Data about app and page elements ▸
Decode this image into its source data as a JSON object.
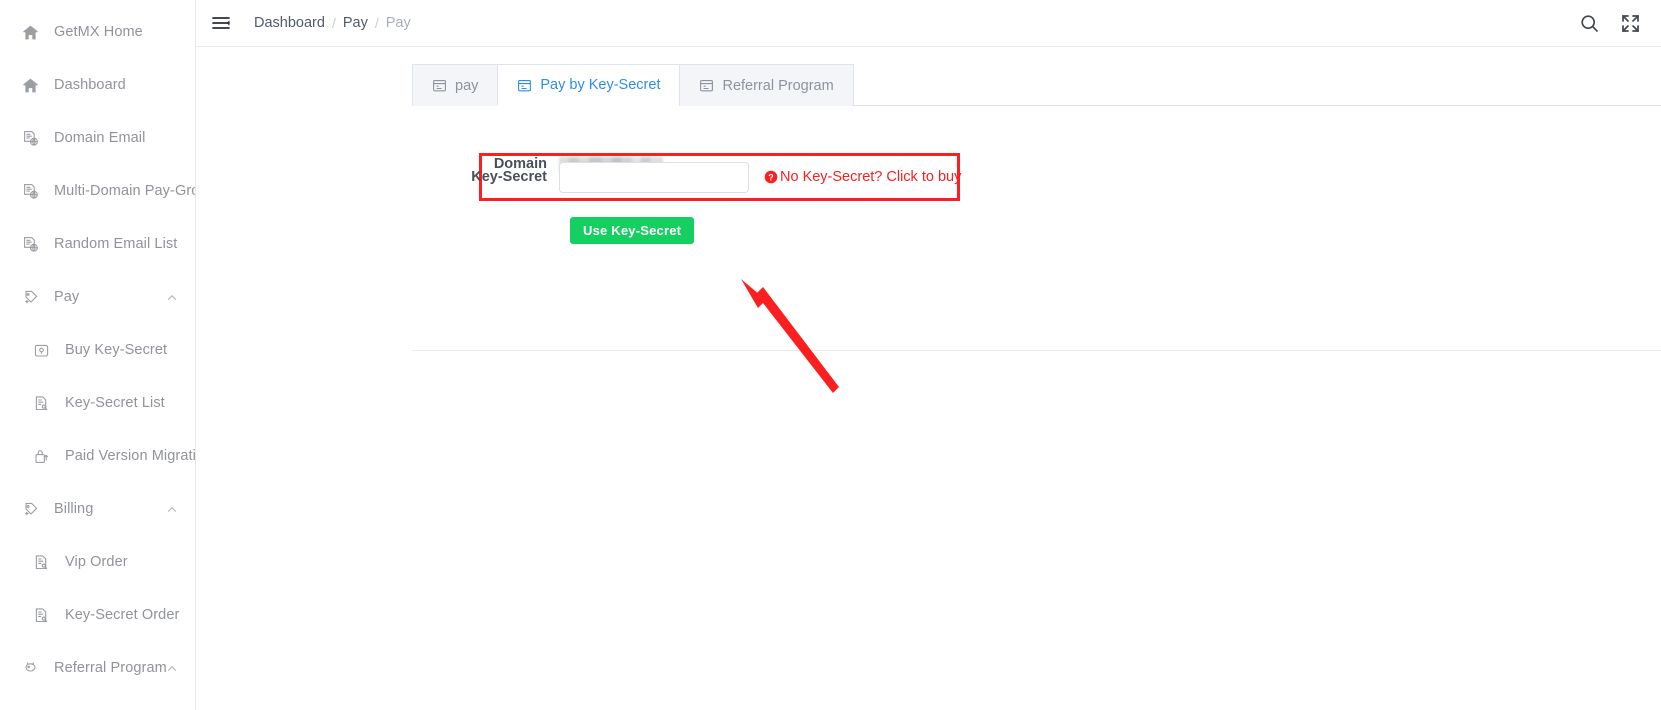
{
  "sidebar": {
    "items": [
      {
        "label": "GetMX Home",
        "icon": "home-icon",
        "level": "top",
        "expandable": false
      },
      {
        "label": "Dashboard",
        "icon": "home-icon",
        "level": "top",
        "expandable": false
      },
      {
        "label": "Domain Email",
        "icon": "domain-email-icon",
        "level": "top",
        "expandable": false
      },
      {
        "label": "Multi-Domain Pay-Group",
        "icon": "domain-email-icon",
        "level": "top",
        "expandable": false
      },
      {
        "label": "Random Email List",
        "icon": "domain-email-icon",
        "level": "top",
        "expandable": false
      },
      {
        "label": "Pay",
        "icon": "pay-tag-icon",
        "level": "top",
        "expandable": true
      },
      {
        "label": "Buy Key-Secret",
        "icon": "key-box-icon",
        "level": "sub",
        "expandable": false
      },
      {
        "label": "Key-Secret List",
        "icon": "doc-key-icon",
        "level": "sub",
        "expandable": false
      },
      {
        "label": "Paid Version Migration",
        "icon": "upgrade-lock-icon",
        "level": "sub",
        "expandable": false
      },
      {
        "label": "Billing",
        "icon": "pay-tag-icon",
        "level": "top",
        "expandable": true
      },
      {
        "label": "Vip Order",
        "icon": "doc-key-icon",
        "level": "sub",
        "expandable": false
      },
      {
        "label": "Key-Secret Order",
        "icon": "doc-key-icon",
        "level": "sub",
        "expandable": false
      },
      {
        "label": "Referral Program",
        "icon": "gift-icon",
        "level": "top",
        "expandable": true
      }
    ]
  },
  "header": {
    "menu_toggle_icon": "hamburger-icon",
    "breadcrumb": [
      {
        "label": "Dashboard",
        "active": false
      },
      {
        "label": "Pay",
        "active": false
      },
      {
        "label": "Pay",
        "active": true
      }
    ],
    "separator": "/",
    "actions": [
      {
        "name": "search-icon",
        "label": "Search"
      },
      {
        "name": "fullscreen-icon",
        "label": "Fullscreen"
      }
    ]
  },
  "tabs": [
    {
      "label": "pay",
      "icon": "calendar-icon",
      "active": false
    },
    {
      "label": "Pay by Key-Secret",
      "icon": "calendar-icon",
      "active": true
    },
    {
      "label": "Referral Program",
      "icon": "calendar-icon",
      "active": false
    }
  ],
  "form": {
    "domain": {
      "label": "Domain",
      "value": "",
      "redacted": true
    },
    "key_secret": {
      "label": "Key-Secret",
      "value": "",
      "placeholder": ""
    },
    "buy_link": {
      "text": "No Key-Secret? Click to buy",
      "icon": "question-circle-icon",
      "color": "#fb1f1f"
    },
    "submit": {
      "label": "Use Key-Secret",
      "color": "#16cf61"
    },
    "highlight": {
      "color": "#fb1f1f",
      "target": "key-secret-field"
    }
  },
  "annotation": {
    "type": "arrow",
    "color": "#fb1f1f",
    "points_to": "key-secret-input"
  },
  "colors": {
    "accent_blue": "#2d8cf0",
    "sidebar_text": "#909399",
    "breadcrumb_text": "#515a6e",
    "alert_red": "#fb1f1f",
    "success_green": "#16cf61"
  }
}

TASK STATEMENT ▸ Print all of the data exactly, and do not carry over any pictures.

ANSWER ▸
Decode this image into its source data as a JSON object.
{
  "sidebar": {
    "items": [
      {
        "label": "GetMX Home",
        "icon": "home-icon",
        "level": "top",
        "expandable": false
      },
      {
        "label": "Dashboard",
        "icon": "home-icon",
        "level": "top",
        "expandable": false
      },
      {
        "label": "Domain Email",
        "icon": "domain-email-icon",
        "level": "top",
        "expandable": false
      },
      {
        "label": "Multi-Domain Pay-Group",
        "icon": "domain-email-icon",
        "level": "top",
        "expandable": false
      },
      {
        "label": "Random Email List",
        "icon": "domain-email-icon",
        "level": "top",
        "expandable": false
      },
      {
        "label": "Pay",
        "icon": "pay-tag-icon",
        "level": "top",
        "expandable": true
      },
      {
        "label": "Buy Key-Secret",
        "icon": "key-box-icon",
        "level": "sub",
        "expandable": false
      },
      {
        "label": "Key-Secret List",
        "icon": "doc-key-icon",
        "level": "sub",
        "expandable": false
      },
      {
        "label": "Paid Version Migration",
        "icon": "upgrade-lock-icon",
        "level": "sub",
        "expandable": false
      },
      {
        "label": "Billing",
        "icon": "pay-tag-icon",
        "level": "top",
        "expandable": true
      },
      {
        "label": "Vip Order",
        "icon": "doc-key-icon",
        "level": "sub",
        "expandable": false
      },
      {
        "label": "Key-Secret Order",
        "icon": "doc-key-icon",
        "level": "sub",
        "expandable": false
      },
      {
        "label": "Referral Program",
        "icon": "gift-icon",
        "level": "top",
        "expandable": true
      }
    ]
  },
  "header": {
    "menu_toggle_icon": "hamburger-icon",
    "breadcrumb": [
      {
        "label": "Dashboard",
        "active": false
      },
      {
        "label": "Pay",
        "active": false
      },
      {
        "label": "Pay",
        "active": true
      }
    ],
    "separator": "/",
    "actions": [
      {
        "name": "search-icon",
        "label": "Search"
      },
      {
        "name": "fullscreen-icon",
        "label": "Fullscreen"
      }
    ]
  },
  "tabs": [
    {
      "label": "pay",
      "icon": "calendar-icon",
      "active": false
    },
    {
      "label": "Pay by Key-Secret",
      "icon": "calendar-icon",
      "active": true
    },
    {
      "label": "Referral Program",
      "icon": "calendar-icon",
      "active": false
    }
  ],
  "form": {
    "domain": {
      "label": "Domain",
      "value": "",
      "redacted": true
    },
    "key_secret": {
      "label": "Key-Secret",
      "value": "",
      "placeholder": ""
    },
    "buy_link": {
      "text": "No Key-Secret? Click to buy",
      "icon": "question-circle-icon",
      "color": "#fb1f1f"
    },
    "submit": {
      "label": "Use Key-Secret",
      "color": "#16cf61"
    },
    "highlight": {
      "color": "#fb1f1f",
      "target": "key-secret-field"
    }
  },
  "annotation": {
    "type": "arrow",
    "color": "#fb1f1f",
    "points_to": "key-secret-input"
  },
  "colors": {
    "accent_blue": "#2d8cf0",
    "sidebar_text": "#909399",
    "breadcrumb_text": "#515a6e",
    "alert_red": "#fb1f1f",
    "success_green": "#16cf61"
  }
}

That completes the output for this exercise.